BEGIN PROVIDED INFORMATION

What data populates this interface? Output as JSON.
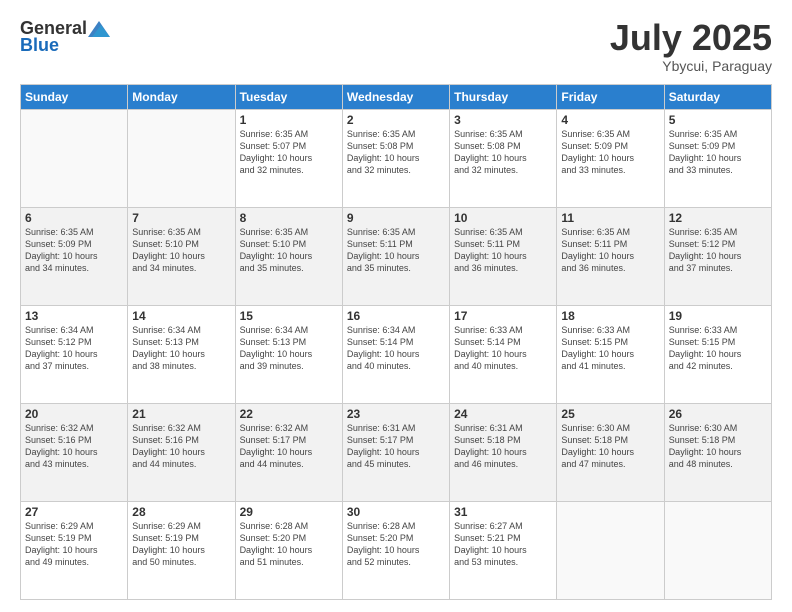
{
  "logo": {
    "general": "General",
    "blue": "Blue"
  },
  "header": {
    "month": "July 2025",
    "location": "Ybycui, Paraguay"
  },
  "days_of_week": [
    "Sunday",
    "Monday",
    "Tuesday",
    "Wednesday",
    "Thursday",
    "Friday",
    "Saturday"
  ],
  "weeks": [
    {
      "shaded": false,
      "days": [
        {
          "num": "",
          "info": ""
        },
        {
          "num": "",
          "info": ""
        },
        {
          "num": "1",
          "info": "Sunrise: 6:35 AM\nSunset: 5:07 PM\nDaylight: 10 hours\nand 32 minutes."
        },
        {
          "num": "2",
          "info": "Sunrise: 6:35 AM\nSunset: 5:08 PM\nDaylight: 10 hours\nand 32 minutes."
        },
        {
          "num": "3",
          "info": "Sunrise: 6:35 AM\nSunset: 5:08 PM\nDaylight: 10 hours\nand 32 minutes."
        },
        {
          "num": "4",
          "info": "Sunrise: 6:35 AM\nSunset: 5:09 PM\nDaylight: 10 hours\nand 33 minutes."
        },
        {
          "num": "5",
          "info": "Sunrise: 6:35 AM\nSunset: 5:09 PM\nDaylight: 10 hours\nand 33 minutes."
        }
      ]
    },
    {
      "shaded": true,
      "days": [
        {
          "num": "6",
          "info": "Sunrise: 6:35 AM\nSunset: 5:09 PM\nDaylight: 10 hours\nand 34 minutes."
        },
        {
          "num": "7",
          "info": "Sunrise: 6:35 AM\nSunset: 5:10 PM\nDaylight: 10 hours\nand 34 minutes."
        },
        {
          "num": "8",
          "info": "Sunrise: 6:35 AM\nSunset: 5:10 PM\nDaylight: 10 hours\nand 35 minutes."
        },
        {
          "num": "9",
          "info": "Sunrise: 6:35 AM\nSunset: 5:11 PM\nDaylight: 10 hours\nand 35 minutes."
        },
        {
          "num": "10",
          "info": "Sunrise: 6:35 AM\nSunset: 5:11 PM\nDaylight: 10 hours\nand 36 minutes."
        },
        {
          "num": "11",
          "info": "Sunrise: 6:35 AM\nSunset: 5:11 PM\nDaylight: 10 hours\nand 36 minutes."
        },
        {
          "num": "12",
          "info": "Sunrise: 6:35 AM\nSunset: 5:12 PM\nDaylight: 10 hours\nand 37 minutes."
        }
      ]
    },
    {
      "shaded": false,
      "days": [
        {
          "num": "13",
          "info": "Sunrise: 6:34 AM\nSunset: 5:12 PM\nDaylight: 10 hours\nand 37 minutes."
        },
        {
          "num": "14",
          "info": "Sunrise: 6:34 AM\nSunset: 5:13 PM\nDaylight: 10 hours\nand 38 minutes."
        },
        {
          "num": "15",
          "info": "Sunrise: 6:34 AM\nSunset: 5:13 PM\nDaylight: 10 hours\nand 39 minutes."
        },
        {
          "num": "16",
          "info": "Sunrise: 6:34 AM\nSunset: 5:14 PM\nDaylight: 10 hours\nand 40 minutes."
        },
        {
          "num": "17",
          "info": "Sunrise: 6:33 AM\nSunset: 5:14 PM\nDaylight: 10 hours\nand 40 minutes."
        },
        {
          "num": "18",
          "info": "Sunrise: 6:33 AM\nSunset: 5:15 PM\nDaylight: 10 hours\nand 41 minutes."
        },
        {
          "num": "19",
          "info": "Sunrise: 6:33 AM\nSunset: 5:15 PM\nDaylight: 10 hours\nand 42 minutes."
        }
      ]
    },
    {
      "shaded": true,
      "days": [
        {
          "num": "20",
          "info": "Sunrise: 6:32 AM\nSunset: 5:16 PM\nDaylight: 10 hours\nand 43 minutes."
        },
        {
          "num": "21",
          "info": "Sunrise: 6:32 AM\nSunset: 5:16 PM\nDaylight: 10 hours\nand 44 minutes."
        },
        {
          "num": "22",
          "info": "Sunrise: 6:32 AM\nSunset: 5:17 PM\nDaylight: 10 hours\nand 44 minutes."
        },
        {
          "num": "23",
          "info": "Sunrise: 6:31 AM\nSunset: 5:17 PM\nDaylight: 10 hours\nand 45 minutes."
        },
        {
          "num": "24",
          "info": "Sunrise: 6:31 AM\nSunset: 5:18 PM\nDaylight: 10 hours\nand 46 minutes."
        },
        {
          "num": "25",
          "info": "Sunrise: 6:30 AM\nSunset: 5:18 PM\nDaylight: 10 hours\nand 47 minutes."
        },
        {
          "num": "26",
          "info": "Sunrise: 6:30 AM\nSunset: 5:18 PM\nDaylight: 10 hours\nand 48 minutes."
        }
      ]
    },
    {
      "shaded": false,
      "days": [
        {
          "num": "27",
          "info": "Sunrise: 6:29 AM\nSunset: 5:19 PM\nDaylight: 10 hours\nand 49 minutes."
        },
        {
          "num": "28",
          "info": "Sunrise: 6:29 AM\nSunset: 5:19 PM\nDaylight: 10 hours\nand 50 minutes."
        },
        {
          "num": "29",
          "info": "Sunrise: 6:28 AM\nSunset: 5:20 PM\nDaylight: 10 hours\nand 51 minutes."
        },
        {
          "num": "30",
          "info": "Sunrise: 6:28 AM\nSunset: 5:20 PM\nDaylight: 10 hours\nand 52 minutes."
        },
        {
          "num": "31",
          "info": "Sunrise: 6:27 AM\nSunset: 5:21 PM\nDaylight: 10 hours\nand 53 minutes."
        },
        {
          "num": "",
          "info": ""
        },
        {
          "num": "",
          "info": ""
        }
      ]
    }
  ]
}
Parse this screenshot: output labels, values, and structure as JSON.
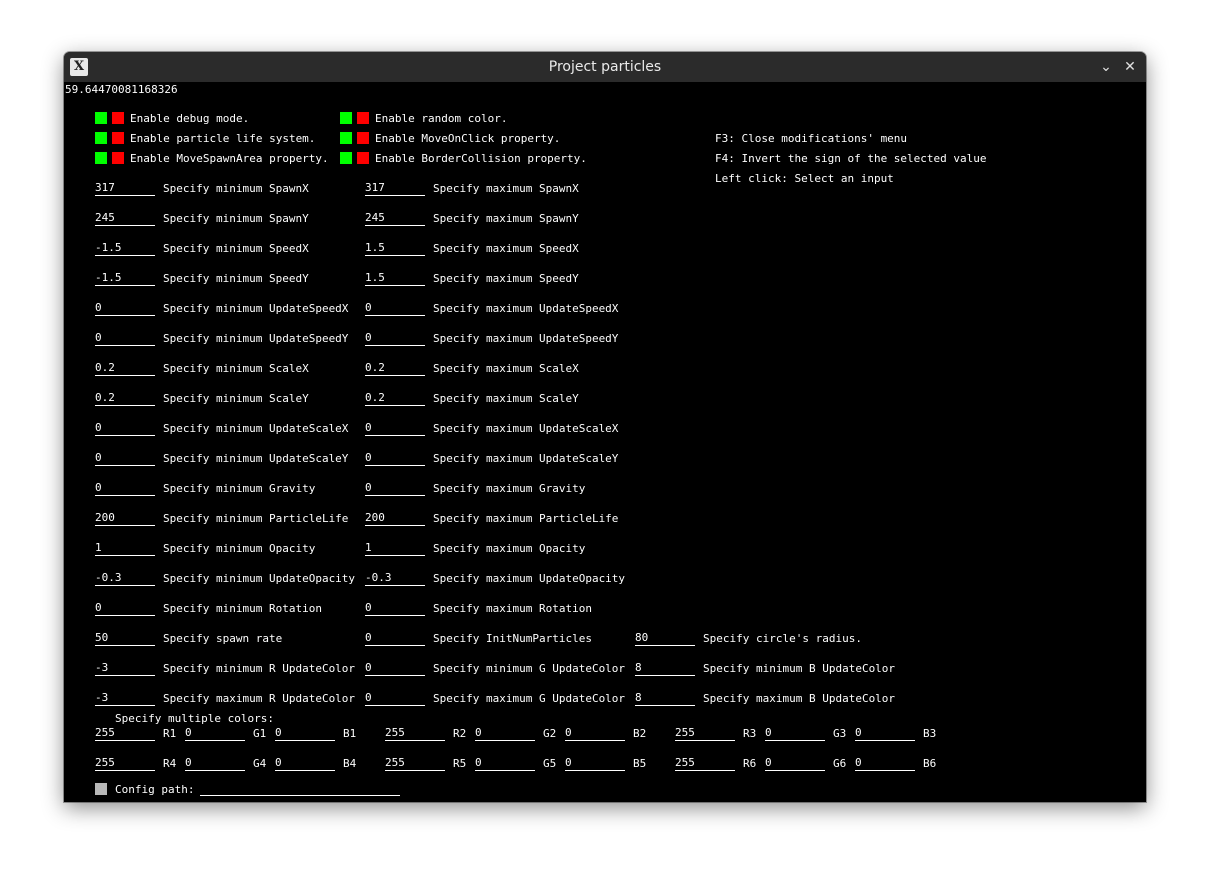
{
  "window": {
    "title": "Project particles",
    "icon": "x-window-icon",
    "controls": [
      "chevron-down-icon",
      "close-icon"
    ]
  },
  "fps": "59.64470081168326",
  "toggles": [
    {
      "label": "Enable debug mode."
    },
    {
      "label": "Enable particle life system."
    },
    {
      "label": "Enable MoveSpawnArea property."
    },
    {
      "label": "Enable random color."
    },
    {
      "label": "Enable MoveOnClick property."
    },
    {
      "label": "Enable BorderCollision property."
    }
  ],
  "help": [
    "F3: Close modifications' menu",
    "F4: Invert the sign of the selected value",
    "Left click: Select an input"
  ],
  "pairs": [
    {
      "min": "317",
      "min_label": "Specify minimum SpawnX",
      "max": "317",
      "max_label": "Specify maximum SpawnX"
    },
    {
      "min": "245",
      "min_label": "Specify minimum SpawnY",
      "max": "245",
      "max_label": "Specify maximum SpawnY"
    },
    {
      "min": "-1.5",
      "min_label": "Specify minimum SpeedX",
      "max": "1.5",
      "max_label": "Specify maximum SpeedX"
    },
    {
      "min": "-1.5",
      "min_label": "Specify minimum SpeedY",
      "max": "1.5",
      "max_label": "Specify maximum SpeedY"
    },
    {
      "min": "0",
      "min_label": "Specify minimum UpdateSpeedX",
      "max": "0",
      "max_label": "Specify maximum UpdateSpeedX"
    },
    {
      "min": "0",
      "min_label": "Specify minimum UpdateSpeedY",
      "max": "0",
      "max_label": "Specify maximum UpdateSpeedY"
    },
    {
      "min": "0.2",
      "min_label": "Specify minimum ScaleX",
      "max": "0.2",
      "max_label": "Specify maximum ScaleX"
    },
    {
      "min": "0.2",
      "min_label": "Specify minimum ScaleY",
      "max": "0.2",
      "max_label": "Specify maximum ScaleY"
    },
    {
      "min": "0",
      "min_label": "Specify minimum UpdateScaleX",
      "max": "0",
      "max_label": "Specify maximum UpdateScaleX"
    },
    {
      "min": "0",
      "min_label": "Specify minimum UpdateScaleY",
      "max": "0",
      "max_label": "Specify maximum UpdateScaleY"
    },
    {
      "min": "0",
      "min_label": "Specify minimum Gravity",
      "max": "0",
      "max_label": "Specify maximum Gravity"
    },
    {
      "min": "200",
      "min_label": "Specify minimum ParticleLife",
      "max": "200",
      "max_label": "Specify maximum ParticleLife"
    },
    {
      "min": "1",
      "min_label": "Specify minimum Opacity",
      "max": "1",
      "max_label": "Specify maximum Opacity"
    },
    {
      "min": "-0.3",
      "min_label": "Specify minimum UpdateOpacity",
      "max": "-0.3",
      "max_label": "Specify maximum UpdateOpacity"
    },
    {
      "min": "0",
      "min_label": "Specify minimum Rotation",
      "max": "0",
      "max_label": "Specify maximum Rotation"
    }
  ],
  "triples": [
    [
      {
        "value": "50",
        "label": "Specify spawn rate"
      },
      {
        "value": "0",
        "label": "Specify InitNumParticles"
      },
      {
        "value": "80",
        "label": "Specify circle's radius."
      }
    ],
    [
      {
        "value": "-3",
        "label": "Specify minimum R UpdateColor"
      },
      {
        "value": "0",
        "label": "Specify minimum G UpdateColor"
      },
      {
        "value": "8",
        "label": "Specify minimum B UpdateColor"
      }
    ],
    [
      {
        "value": "-3",
        "label": "Specify maximum R UpdateColor"
      },
      {
        "value": "0",
        "label": "Specify maximum G UpdateColor"
      },
      {
        "value": "8",
        "label": "Specify maximum B UpdateColor"
      }
    ]
  ],
  "multi_colors": {
    "label": "Specify multiple colors:",
    "rows": [
      [
        {
          "r": "255",
          "r_label": "R1",
          "g": "0",
          "g_label": "G1",
          "b": "0",
          "b_label": "B1"
        },
        {
          "r": "255",
          "r_label": "R2",
          "g": "0",
          "g_label": "G2",
          "b": "0",
          "b_label": "B2"
        },
        {
          "r": "255",
          "r_label": "R3",
          "g": "0",
          "g_label": "G3",
          "b": "0",
          "b_label": "B3"
        }
      ],
      [
        {
          "r": "255",
          "r_label": "R4",
          "g": "0",
          "g_label": "G4",
          "b": "0",
          "b_label": "B4"
        },
        {
          "r": "255",
          "r_label": "R5",
          "g": "0",
          "g_label": "G5",
          "b": "0",
          "b_label": "B5"
        },
        {
          "r": "255",
          "r_label": "R6",
          "g": "0",
          "g_label": "G6",
          "b": "0",
          "b_label": "B6"
        }
      ]
    ]
  },
  "config": {
    "label": "Config path:",
    "value": ""
  },
  "colors": {
    "on": "#00ff00",
    "off": "#ff0000",
    "background": "#000000",
    "text": "#ffffff"
  }
}
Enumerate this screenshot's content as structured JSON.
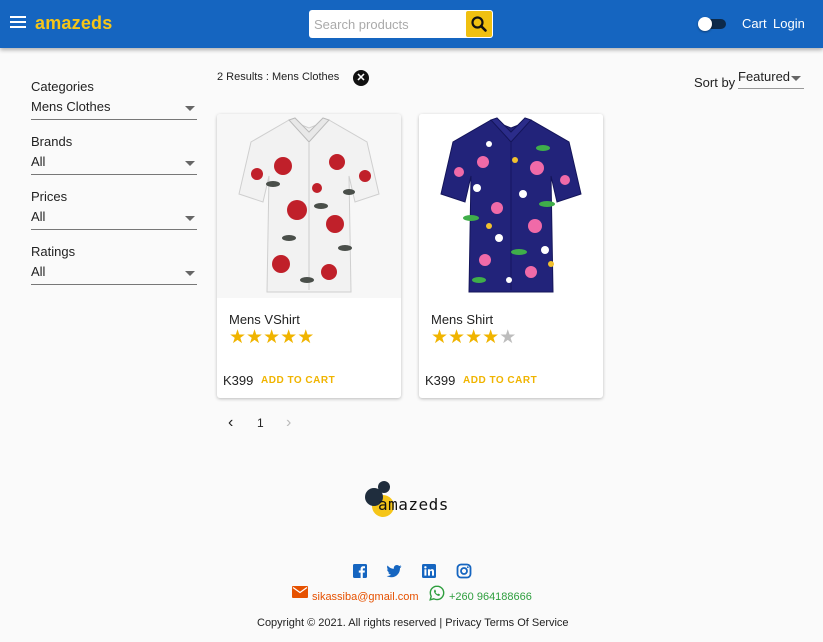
{
  "header": {
    "brand": "amazeds",
    "search_placeholder": "Search products",
    "cart_label": "Cart",
    "login_label": "Login"
  },
  "filters": [
    {
      "label": "Categories",
      "value": "Mens Clothes"
    },
    {
      "label": "Brands",
      "value": "All"
    },
    {
      "label": "Prices",
      "value": "All"
    },
    {
      "label": "Ratings",
      "value": "All"
    }
  ],
  "results": {
    "summary": "2 Results : Mens Clothes",
    "sort_label": "Sort by",
    "sort_value": "Featured"
  },
  "products": [
    {
      "name": "Mens VShirt",
      "rating": 5,
      "max_rating": 5,
      "price": "K399",
      "cta": "ADD TO CART"
    },
    {
      "name": "Mens Shirt",
      "rating": 4,
      "max_rating": 5,
      "price": "K399",
      "cta": "ADD TO CART"
    }
  ],
  "pagination": {
    "prev": "‹",
    "current": "1",
    "next": "›"
  },
  "footer": {
    "logo_text": "amazeds",
    "email": "sikassiba@gmail.com",
    "phone": "+260 964188666",
    "copyright": "Copyright © 2021. All rights reserved | Privacy Terms Of Service"
  },
  "colors": {
    "appbar": "#1565c0",
    "brand": "#f5c518",
    "star_on": "#f0b400",
    "star_off": "#bdbdbd",
    "email": "#e65100",
    "whatsapp": "#2e9e3e",
    "social": "#1565c0"
  },
  "icons": [
    "menu-icon",
    "search-icon",
    "close-icon",
    "chevron-left-icon",
    "chevron-right-icon",
    "facebook-icon",
    "twitter-icon",
    "linkedin-icon",
    "instagram-icon",
    "email-icon",
    "whatsapp-icon"
  ]
}
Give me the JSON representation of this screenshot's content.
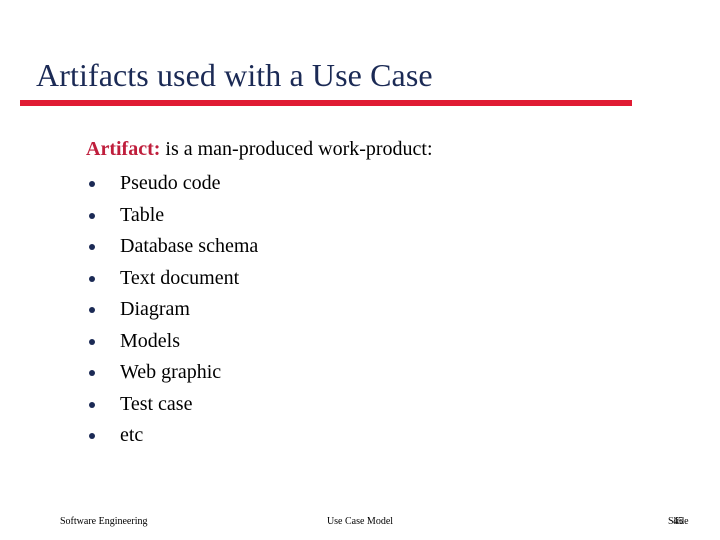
{
  "slide": {
    "title": "Artifacts used with a Use Case",
    "accent_rule_color": "#e01b33",
    "title_color": "#1b2a55"
  },
  "body": {
    "lead_term": "Artifact:",
    "lead_rest": " is a man-produced work-product:",
    "lead_term_color": "#bf1e3c",
    "bullet_color": "#1b2a55",
    "items": [
      {
        "label": "Pseudo code"
      },
      {
        "label": "Table"
      },
      {
        "label": "Database schema"
      },
      {
        "label": "Text document"
      },
      {
        "label": "Diagram"
      },
      {
        "label": "Models"
      },
      {
        "label": "Web graphic"
      },
      {
        "label": "Test case"
      },
      {
        "label": "etc"
      }
    ]
  },
  "footer": {
    "left": "Software Engineering",
    "center": "Use Case Model",
    "right_label": "Slide",
    "right_number": "45"
  }
}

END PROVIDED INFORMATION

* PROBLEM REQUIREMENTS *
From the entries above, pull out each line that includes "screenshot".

* REPLY TO THE TASK *
Parse this screenshot: output labels, values, and structure as JSON.
Enumerate this screenshot's content as structured JSON.
Give me the JSON representation of this screenshot's content.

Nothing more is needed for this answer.